Assignment:
If a line in the records below holds the string "JSON", count it, and state only the final count.

Dataset entries:
%%
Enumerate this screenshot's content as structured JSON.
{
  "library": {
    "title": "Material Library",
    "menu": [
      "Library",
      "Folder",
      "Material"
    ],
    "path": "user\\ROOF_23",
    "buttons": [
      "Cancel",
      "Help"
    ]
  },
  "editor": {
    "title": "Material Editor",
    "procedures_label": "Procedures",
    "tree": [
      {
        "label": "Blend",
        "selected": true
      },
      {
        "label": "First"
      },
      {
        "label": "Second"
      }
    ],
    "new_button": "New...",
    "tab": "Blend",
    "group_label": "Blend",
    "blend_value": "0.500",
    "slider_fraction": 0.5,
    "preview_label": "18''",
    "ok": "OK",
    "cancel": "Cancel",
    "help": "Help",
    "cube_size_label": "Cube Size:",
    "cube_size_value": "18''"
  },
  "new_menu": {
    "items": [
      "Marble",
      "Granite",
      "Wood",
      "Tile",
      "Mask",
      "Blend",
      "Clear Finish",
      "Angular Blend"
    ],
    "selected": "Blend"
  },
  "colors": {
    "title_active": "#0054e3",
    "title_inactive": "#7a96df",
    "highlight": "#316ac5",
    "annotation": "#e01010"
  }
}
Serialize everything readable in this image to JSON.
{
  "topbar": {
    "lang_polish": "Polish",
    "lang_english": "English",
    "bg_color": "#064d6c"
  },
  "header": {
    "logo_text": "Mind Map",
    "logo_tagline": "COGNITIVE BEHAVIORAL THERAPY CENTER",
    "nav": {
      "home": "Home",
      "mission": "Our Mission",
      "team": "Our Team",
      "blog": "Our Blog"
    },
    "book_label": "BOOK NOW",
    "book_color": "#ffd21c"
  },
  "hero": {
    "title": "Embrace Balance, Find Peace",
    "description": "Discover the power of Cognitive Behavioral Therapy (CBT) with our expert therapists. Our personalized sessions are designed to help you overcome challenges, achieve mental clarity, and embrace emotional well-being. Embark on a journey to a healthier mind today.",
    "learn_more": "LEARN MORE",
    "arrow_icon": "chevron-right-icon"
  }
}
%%
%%
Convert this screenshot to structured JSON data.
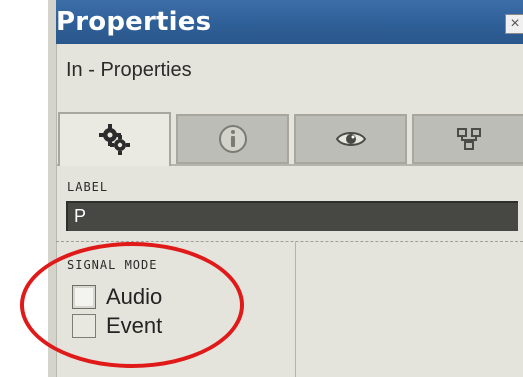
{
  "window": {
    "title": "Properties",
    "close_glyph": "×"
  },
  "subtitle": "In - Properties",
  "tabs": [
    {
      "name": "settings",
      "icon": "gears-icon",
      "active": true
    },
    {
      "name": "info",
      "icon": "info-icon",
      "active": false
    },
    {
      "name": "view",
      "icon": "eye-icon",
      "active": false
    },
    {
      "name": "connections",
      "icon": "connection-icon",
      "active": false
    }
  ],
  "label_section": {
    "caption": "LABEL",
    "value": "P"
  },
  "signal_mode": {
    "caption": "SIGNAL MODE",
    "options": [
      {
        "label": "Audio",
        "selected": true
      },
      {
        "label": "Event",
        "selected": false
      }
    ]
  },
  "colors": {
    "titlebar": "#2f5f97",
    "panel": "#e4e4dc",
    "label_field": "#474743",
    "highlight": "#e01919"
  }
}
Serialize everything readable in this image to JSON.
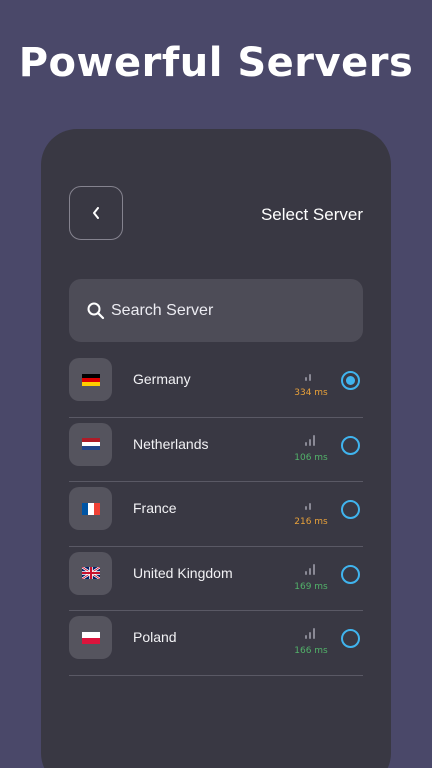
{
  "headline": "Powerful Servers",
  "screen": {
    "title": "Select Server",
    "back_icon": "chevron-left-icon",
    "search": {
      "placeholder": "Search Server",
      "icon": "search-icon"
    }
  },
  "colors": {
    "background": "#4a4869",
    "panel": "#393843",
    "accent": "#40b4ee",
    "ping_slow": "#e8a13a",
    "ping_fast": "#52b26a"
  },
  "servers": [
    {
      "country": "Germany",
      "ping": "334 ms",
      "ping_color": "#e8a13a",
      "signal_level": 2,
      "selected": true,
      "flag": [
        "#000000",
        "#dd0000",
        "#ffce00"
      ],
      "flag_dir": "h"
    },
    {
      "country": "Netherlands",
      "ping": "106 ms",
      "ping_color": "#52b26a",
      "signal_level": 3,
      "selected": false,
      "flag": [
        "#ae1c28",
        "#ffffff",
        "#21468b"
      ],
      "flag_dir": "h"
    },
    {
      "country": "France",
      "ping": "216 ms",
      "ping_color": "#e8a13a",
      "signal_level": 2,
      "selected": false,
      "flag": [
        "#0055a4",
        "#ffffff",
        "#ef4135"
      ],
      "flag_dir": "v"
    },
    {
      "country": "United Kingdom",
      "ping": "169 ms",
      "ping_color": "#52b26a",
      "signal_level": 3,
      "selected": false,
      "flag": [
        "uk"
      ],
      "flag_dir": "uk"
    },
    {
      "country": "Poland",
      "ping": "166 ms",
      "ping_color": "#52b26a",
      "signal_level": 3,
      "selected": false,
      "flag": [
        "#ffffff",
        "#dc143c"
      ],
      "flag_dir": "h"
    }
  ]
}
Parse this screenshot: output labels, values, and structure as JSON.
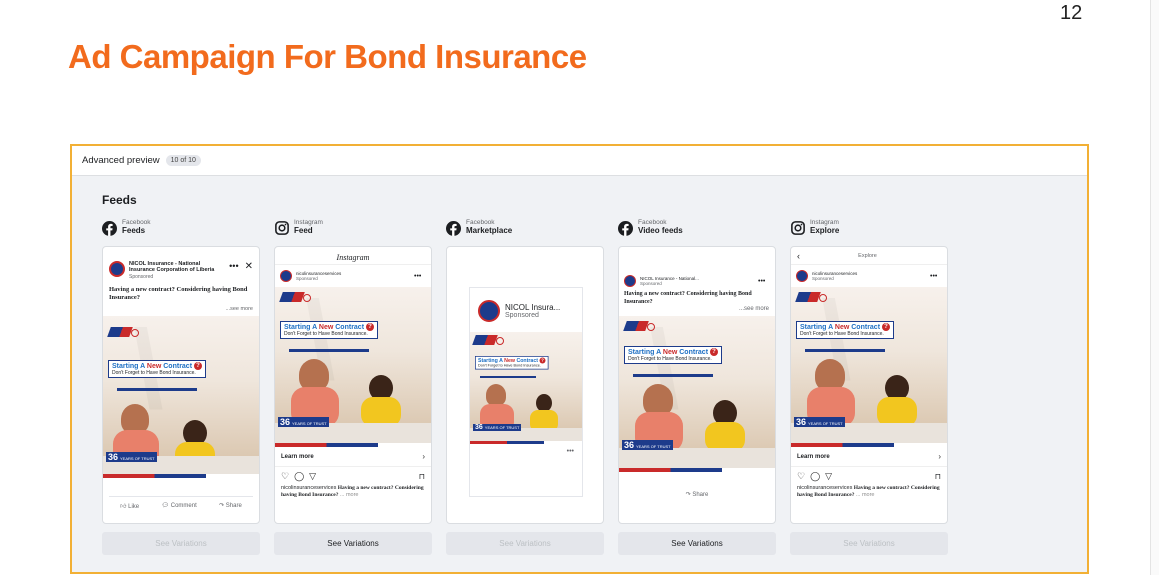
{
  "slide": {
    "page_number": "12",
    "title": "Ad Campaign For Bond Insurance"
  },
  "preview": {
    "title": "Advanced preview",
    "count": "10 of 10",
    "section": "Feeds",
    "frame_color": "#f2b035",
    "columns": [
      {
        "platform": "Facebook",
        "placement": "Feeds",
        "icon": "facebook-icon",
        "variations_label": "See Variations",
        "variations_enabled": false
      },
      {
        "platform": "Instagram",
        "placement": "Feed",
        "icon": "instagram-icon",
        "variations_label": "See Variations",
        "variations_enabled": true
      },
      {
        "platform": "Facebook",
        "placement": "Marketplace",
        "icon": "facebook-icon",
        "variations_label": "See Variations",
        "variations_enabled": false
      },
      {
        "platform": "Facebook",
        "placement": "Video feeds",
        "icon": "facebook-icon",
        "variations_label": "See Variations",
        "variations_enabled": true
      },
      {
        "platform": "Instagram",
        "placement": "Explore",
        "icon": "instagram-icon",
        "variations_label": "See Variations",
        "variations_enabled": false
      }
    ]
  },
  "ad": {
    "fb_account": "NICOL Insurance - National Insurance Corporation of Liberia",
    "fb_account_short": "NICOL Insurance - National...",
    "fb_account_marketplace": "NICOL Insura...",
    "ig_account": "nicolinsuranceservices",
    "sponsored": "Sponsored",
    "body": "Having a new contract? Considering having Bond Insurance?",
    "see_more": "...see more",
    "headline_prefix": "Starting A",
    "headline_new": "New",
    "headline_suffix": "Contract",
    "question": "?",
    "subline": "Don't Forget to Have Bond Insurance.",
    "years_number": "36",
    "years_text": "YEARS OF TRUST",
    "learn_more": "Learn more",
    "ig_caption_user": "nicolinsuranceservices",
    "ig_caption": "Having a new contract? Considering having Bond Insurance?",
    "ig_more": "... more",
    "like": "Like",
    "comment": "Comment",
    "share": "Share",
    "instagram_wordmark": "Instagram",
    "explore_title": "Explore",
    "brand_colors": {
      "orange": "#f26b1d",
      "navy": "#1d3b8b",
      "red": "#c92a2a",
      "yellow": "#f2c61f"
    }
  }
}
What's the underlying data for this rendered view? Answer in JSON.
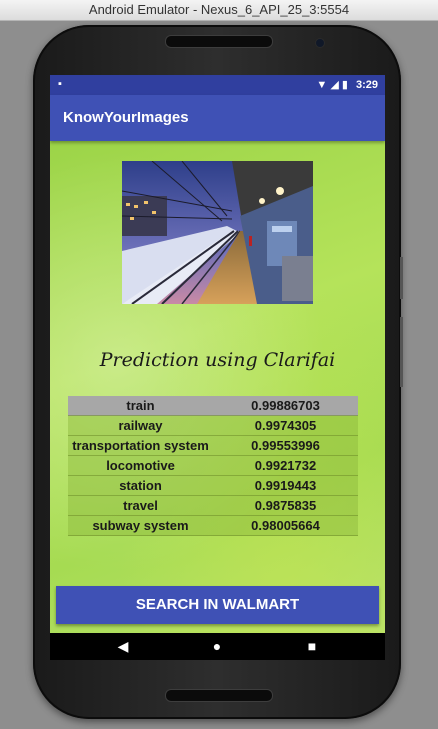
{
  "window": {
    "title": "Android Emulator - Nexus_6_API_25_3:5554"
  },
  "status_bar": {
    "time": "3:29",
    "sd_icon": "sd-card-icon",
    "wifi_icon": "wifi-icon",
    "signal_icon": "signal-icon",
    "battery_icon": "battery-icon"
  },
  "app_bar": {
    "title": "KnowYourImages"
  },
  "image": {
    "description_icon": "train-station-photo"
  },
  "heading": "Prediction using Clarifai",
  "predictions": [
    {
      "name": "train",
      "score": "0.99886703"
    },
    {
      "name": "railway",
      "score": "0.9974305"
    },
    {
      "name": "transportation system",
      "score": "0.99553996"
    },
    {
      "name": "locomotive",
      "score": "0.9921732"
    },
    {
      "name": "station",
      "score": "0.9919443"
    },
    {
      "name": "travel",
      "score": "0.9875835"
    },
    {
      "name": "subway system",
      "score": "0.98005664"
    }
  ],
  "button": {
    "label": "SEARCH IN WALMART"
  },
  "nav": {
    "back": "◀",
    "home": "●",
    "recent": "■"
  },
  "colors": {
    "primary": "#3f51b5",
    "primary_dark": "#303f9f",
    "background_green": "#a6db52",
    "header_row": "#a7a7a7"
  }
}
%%
Answer to this exercise:
6